TO DO: Report how many lines in the records carry the string "автозапуска", and give no further text.

Items from an interface collection:
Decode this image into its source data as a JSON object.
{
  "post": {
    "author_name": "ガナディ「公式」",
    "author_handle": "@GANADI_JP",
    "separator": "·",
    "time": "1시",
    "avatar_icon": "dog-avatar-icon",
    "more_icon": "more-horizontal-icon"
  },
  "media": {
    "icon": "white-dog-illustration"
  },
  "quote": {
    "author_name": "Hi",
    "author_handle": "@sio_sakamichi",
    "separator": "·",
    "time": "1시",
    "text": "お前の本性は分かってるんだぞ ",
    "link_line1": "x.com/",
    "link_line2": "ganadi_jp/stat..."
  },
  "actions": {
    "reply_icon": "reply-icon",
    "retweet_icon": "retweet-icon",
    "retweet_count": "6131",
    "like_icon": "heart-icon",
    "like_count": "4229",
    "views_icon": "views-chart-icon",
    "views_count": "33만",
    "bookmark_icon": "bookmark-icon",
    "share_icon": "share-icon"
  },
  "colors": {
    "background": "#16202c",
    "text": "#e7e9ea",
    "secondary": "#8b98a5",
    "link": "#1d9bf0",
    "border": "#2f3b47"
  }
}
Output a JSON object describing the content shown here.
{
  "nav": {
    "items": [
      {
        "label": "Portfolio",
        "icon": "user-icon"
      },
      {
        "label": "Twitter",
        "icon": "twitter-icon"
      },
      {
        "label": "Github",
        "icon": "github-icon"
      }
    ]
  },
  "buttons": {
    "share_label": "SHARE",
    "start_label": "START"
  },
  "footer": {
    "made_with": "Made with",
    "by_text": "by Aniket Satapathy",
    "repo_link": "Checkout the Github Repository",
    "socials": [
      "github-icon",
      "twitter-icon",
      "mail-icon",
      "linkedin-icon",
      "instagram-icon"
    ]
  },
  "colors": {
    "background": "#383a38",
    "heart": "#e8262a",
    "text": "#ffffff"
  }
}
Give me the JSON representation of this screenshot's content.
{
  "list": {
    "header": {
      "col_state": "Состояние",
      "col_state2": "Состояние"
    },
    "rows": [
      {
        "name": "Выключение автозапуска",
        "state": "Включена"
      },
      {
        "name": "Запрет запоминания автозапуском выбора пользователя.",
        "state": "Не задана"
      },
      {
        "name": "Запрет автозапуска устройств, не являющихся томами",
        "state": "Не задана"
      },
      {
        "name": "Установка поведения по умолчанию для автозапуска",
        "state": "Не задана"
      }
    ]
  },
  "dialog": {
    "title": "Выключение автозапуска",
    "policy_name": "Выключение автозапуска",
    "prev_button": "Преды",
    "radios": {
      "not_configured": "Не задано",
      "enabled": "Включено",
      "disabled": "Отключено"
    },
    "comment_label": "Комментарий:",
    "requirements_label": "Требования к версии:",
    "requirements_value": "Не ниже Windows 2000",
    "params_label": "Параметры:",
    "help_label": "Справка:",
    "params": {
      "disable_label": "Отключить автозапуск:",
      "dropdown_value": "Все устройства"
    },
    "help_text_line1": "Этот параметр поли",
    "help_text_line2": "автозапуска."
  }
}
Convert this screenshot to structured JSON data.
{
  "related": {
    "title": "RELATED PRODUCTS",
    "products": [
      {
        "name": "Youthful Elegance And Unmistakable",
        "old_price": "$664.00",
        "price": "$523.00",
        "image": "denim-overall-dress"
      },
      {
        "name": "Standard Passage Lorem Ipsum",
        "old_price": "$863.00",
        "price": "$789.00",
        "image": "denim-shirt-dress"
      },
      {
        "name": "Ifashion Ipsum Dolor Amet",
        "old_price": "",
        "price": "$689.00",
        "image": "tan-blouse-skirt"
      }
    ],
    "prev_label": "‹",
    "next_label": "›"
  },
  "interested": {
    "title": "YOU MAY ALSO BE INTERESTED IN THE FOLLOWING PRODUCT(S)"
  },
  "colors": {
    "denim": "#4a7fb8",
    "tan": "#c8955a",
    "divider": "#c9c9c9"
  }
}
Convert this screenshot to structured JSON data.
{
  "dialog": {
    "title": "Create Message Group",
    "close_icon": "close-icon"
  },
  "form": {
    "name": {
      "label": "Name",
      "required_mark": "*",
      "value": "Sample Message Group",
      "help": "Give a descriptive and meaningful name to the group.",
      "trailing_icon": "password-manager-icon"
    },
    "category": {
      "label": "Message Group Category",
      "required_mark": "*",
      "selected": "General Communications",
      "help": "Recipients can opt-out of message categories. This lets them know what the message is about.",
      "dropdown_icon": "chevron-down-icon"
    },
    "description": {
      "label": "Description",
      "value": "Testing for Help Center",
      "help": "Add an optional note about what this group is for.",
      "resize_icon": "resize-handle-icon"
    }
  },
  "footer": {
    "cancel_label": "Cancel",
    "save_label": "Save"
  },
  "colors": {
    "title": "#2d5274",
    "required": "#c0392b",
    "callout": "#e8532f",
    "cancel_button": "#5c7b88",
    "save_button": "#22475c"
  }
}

WRITTEN REPLY: 6